Jamie Leach is a self-described “Innovationer™” who, after a close call with her seven-month-old son, leveraged her experience as a registered nurse and mom to start Leachco, Inc., a small, family-owned business based in Ada, Oklahoma, that’s determined to make the world safer for babies.
An overzealous government agency, however, is just as determined to punish the company—seeking to declare one of their infant products a “safety hazard” through arbitrary proceedings and projections of imaginary consumer behavior. With their company pride and livelihoods on the line, the Leaches are fighting back.
Jamie and Clyde Leach formed Leachco in 1988, a few months after their then-seven-month-old Alex nearly fell out of a restaurant highchair. Jamie was alarmed, but she quickly repurposed her purse strap to safely secure Alex to the chair.
Within the next few days, Jamie’s creativity kicked in and she assembled a homemade safety wrap using dental floss, tape, and a kitchen hand towel. The “Wiggle Wrap” became an instant hit with other parents and sparked the idea for a company focused on childcare products.
Today, Leachco boasts a wide variety of products—all designed by Jamie and a staff of around 40 employees, including the couple’s three now-adult children. Along the way, Jamie expanded the company from her homemade invention to dozens of successful products including the Podster® infant lounger. The Podster® provides parents and caregivers a safe, supervised place for infants. And it’s popular. Leachco has sold 180,000 Podsters® since they hit the market in 2009.
Leachco was born specifically out of a concern for the safety of babies. So naturally the Leaches have been vigilant about product safety since day one. The Leaches are especially cognizant about the risks associated with sleeping infants. Each Podster® comes with explicit instructions and warnings for use only with awake and supervised infants.
Even with those warnings, in the 13 years the Podster® has been in use, two infants have died, but not because of the Podster®. In one instance, a daycare center placed a baby and a Podster® in a crib and left the baby unsupervised for more than 90 minutes—contrary to Leachco’s warnings, state regulations, and the daycare’s own rules. The daycare lost its license and shut down that facility. In the other situation, a three-week-old infant was placed in the Podster® and then placed on an adult bed, between the infant’s adult parents, along with bedding and pillows, for co-sleeping—contrary to Leachco’s express warnings and instructions.

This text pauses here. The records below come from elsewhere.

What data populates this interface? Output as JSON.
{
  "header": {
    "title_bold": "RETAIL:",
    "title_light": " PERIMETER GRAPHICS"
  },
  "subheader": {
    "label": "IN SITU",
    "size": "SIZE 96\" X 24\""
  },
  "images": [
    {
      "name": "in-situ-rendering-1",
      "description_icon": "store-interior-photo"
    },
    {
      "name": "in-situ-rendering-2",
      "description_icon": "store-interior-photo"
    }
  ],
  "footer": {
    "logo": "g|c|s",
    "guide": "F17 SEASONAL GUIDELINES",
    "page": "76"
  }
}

But the Consumer Product Safety Commission (CPSC) blamed Leachco in both cases. The agency claims the Podster® is defective because it’s “reasonably foreseeable” that parents and caregivers will ignore express warnings and fail to use common sense.
The claim is absurd: Consumers can ignore the warnings on any product. If CPSC’s logic were applied broadly, it would eliminate virtually every product from the market.

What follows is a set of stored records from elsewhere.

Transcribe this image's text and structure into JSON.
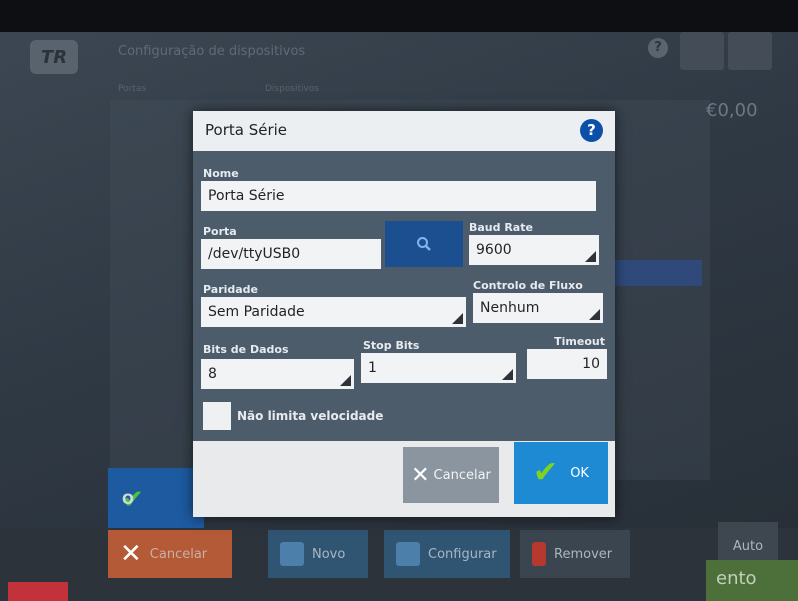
{
  "background": {
    "logo_text": "TR",
    "title": "Configuração de dispositivos",
    "help": "?",
    "columns": [
      "Portas",
      "Dispositivos"
    ],
    "amount": "€0,00",
    "ok_label": "O",
    "cancel_label": "Cancelar",
    "novo_label": "Novo",
    "configurar_label": "Configurar",
    "remover_label": "Remover",
    "auto_label": "Auto",
    "pagamento_label": "ento"
  },
  "dialog": {
    "title": "Porta Série",
    "help": "?",
    "nome": {
      "label": "Nome",
      "value": "Porta Série"
    },
    "porta": {
      "label": "Porta",
      "value": "/dev/ttyUSB0"
    },
    "baud_rate": {
      "label": "Baud Rate",
      "value": "9600"
    },
    "paridade": {
      "label": "Paridade",
      "value": "Sem Paridade"
    },
    "controlo_fluxo": {
      "label": "Controlo de Fluxo",
      "value": "Nenhum"
    },
    "bits_dados": {
      "label": "Bits de Dados",
      "value": "8"
    },
    "stop_bits": {
      "label": "Stop Bits",
      "value": "1"
    },
    "timeout": {
      "label": "Timeout",
      "value": "10"
    },
    "checkbox_label": "Não limita velocidade",
    "cancel_label": "Cancelar",
    "ok_label": "OK"
  },
  "colors": {
    "accent_blue": "#1e8ad3",
    "dialog_bg": "#4d5c6b",
    "ok_check": "#7ed321",
    "cancel_bg": "#b45a36"
  }
}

As the enforcement arm of the Consumer Product Safety Act, the CPSC is tasked with defining “defects” and explaining why products are defective. But the law gives the agency vast discretion to unilaterally consider a laundry list of factors—for example, the “necessity” of a product, regardless of whether consumers find a product a necessity—and any “other factors [that the Commission itself finds] relevant to the determination.”
Worse, the CPSC doesn’t even have to go beyond its own walls to prosecute Leachco. Instead, the agency launched an in-house administrative proceeding whereby the CPSC files the complaint with itself and, through an Administrative Law Judge (ALJ), tells itself how to punish the Leaches—and any appeals of the ALJ’s decision go to the commission itself.
In addition to a recall, the agency is seeking refunds and reimbursements, which are legal remedies the CPSC may constitutionally seek only before a jury in court.
There are deeper constitutional issues with the structure of the CPSC. Officials who are empowered with executive authority must be answerable to the president. But the CPSC’s commissioners cannot be removed by the president except for cause. The Supreme Court has ruled that this removal protection is unconstitutional.
In sum, the CPSC is an unconstitutional agency conducting an unconstitutional proceeding and violating Leachco’s rights.
Left unchecked, the agency’s arbitrary enforcement leaves entrepreneurs and small-business owners no way of knowing when the federal government could shut them down. The government should foster innovation, not chill it, especially for smaller companies with fewer resources to fight back.
The Leaches’ legal fees were becoming unsustainable when they found Pacific Legal Foundation and our free-of-charge representation. The Leaches’ federal lawsuit argues that the CPSC’s in-house proceeding violates their rights to due process—that is, a trial before an independent judge and jury. They’re also fighting the agency’s bogus product-defect claims to restore their right to run a lawful business and earn an honest living.